## [YOUR OBJECTIVE]
Identify all lines below that hold "Ping" and collect them.
===============
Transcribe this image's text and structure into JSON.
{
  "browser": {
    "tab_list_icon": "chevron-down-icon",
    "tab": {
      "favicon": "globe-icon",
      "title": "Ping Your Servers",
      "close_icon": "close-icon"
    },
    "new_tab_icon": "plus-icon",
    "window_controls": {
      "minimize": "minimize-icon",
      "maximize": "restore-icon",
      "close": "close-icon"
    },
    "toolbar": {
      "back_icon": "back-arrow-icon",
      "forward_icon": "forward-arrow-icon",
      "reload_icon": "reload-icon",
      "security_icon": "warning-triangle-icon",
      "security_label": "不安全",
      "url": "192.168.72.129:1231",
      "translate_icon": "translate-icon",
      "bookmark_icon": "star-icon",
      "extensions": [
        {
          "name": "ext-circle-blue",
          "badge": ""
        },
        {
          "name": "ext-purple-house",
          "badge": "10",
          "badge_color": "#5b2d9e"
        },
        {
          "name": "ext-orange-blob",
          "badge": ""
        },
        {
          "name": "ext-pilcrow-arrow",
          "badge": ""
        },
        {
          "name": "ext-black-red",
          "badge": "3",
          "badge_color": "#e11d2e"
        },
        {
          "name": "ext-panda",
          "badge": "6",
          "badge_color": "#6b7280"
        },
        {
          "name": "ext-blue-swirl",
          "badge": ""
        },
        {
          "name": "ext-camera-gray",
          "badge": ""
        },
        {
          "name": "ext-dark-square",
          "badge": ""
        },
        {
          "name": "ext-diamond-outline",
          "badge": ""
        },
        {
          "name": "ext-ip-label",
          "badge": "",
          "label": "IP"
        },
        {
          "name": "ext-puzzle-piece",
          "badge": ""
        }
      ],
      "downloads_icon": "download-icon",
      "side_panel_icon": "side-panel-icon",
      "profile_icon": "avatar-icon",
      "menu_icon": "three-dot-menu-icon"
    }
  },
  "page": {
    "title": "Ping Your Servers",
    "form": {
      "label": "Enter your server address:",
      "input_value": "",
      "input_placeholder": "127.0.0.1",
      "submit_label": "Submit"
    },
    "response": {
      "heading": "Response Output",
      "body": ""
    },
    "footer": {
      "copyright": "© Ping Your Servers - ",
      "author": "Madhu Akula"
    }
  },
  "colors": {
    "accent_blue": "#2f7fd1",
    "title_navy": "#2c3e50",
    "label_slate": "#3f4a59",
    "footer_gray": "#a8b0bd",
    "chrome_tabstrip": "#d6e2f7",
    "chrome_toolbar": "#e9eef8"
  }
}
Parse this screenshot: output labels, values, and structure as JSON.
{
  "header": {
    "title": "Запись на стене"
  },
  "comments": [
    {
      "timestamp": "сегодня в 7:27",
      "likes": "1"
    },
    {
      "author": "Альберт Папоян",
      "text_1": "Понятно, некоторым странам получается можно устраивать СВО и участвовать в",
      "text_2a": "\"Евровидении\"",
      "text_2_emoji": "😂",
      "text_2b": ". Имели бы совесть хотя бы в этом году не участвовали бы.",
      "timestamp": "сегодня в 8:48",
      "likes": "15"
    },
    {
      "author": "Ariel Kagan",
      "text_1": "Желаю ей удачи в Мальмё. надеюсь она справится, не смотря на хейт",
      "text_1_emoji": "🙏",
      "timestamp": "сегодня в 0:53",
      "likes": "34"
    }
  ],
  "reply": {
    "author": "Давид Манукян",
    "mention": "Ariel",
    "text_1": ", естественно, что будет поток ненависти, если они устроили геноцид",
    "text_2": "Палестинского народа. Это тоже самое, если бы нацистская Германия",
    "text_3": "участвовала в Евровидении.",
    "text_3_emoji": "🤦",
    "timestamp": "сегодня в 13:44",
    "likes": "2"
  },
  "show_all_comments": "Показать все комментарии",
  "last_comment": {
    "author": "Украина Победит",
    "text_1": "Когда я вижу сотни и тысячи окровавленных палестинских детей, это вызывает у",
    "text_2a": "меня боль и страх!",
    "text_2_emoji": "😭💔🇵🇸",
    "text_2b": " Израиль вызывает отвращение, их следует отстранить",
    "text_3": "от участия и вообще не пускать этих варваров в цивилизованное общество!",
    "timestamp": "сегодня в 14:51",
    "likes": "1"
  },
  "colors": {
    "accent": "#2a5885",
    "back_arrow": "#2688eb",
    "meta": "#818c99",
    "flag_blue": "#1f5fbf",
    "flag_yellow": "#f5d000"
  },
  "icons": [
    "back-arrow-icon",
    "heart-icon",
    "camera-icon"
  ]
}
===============
## [TASK OUTPUT]
      "title": "Ping Your Servers",
    "title": "Ping Your Servers",
      "copyright": "© Ping Your Servers - ",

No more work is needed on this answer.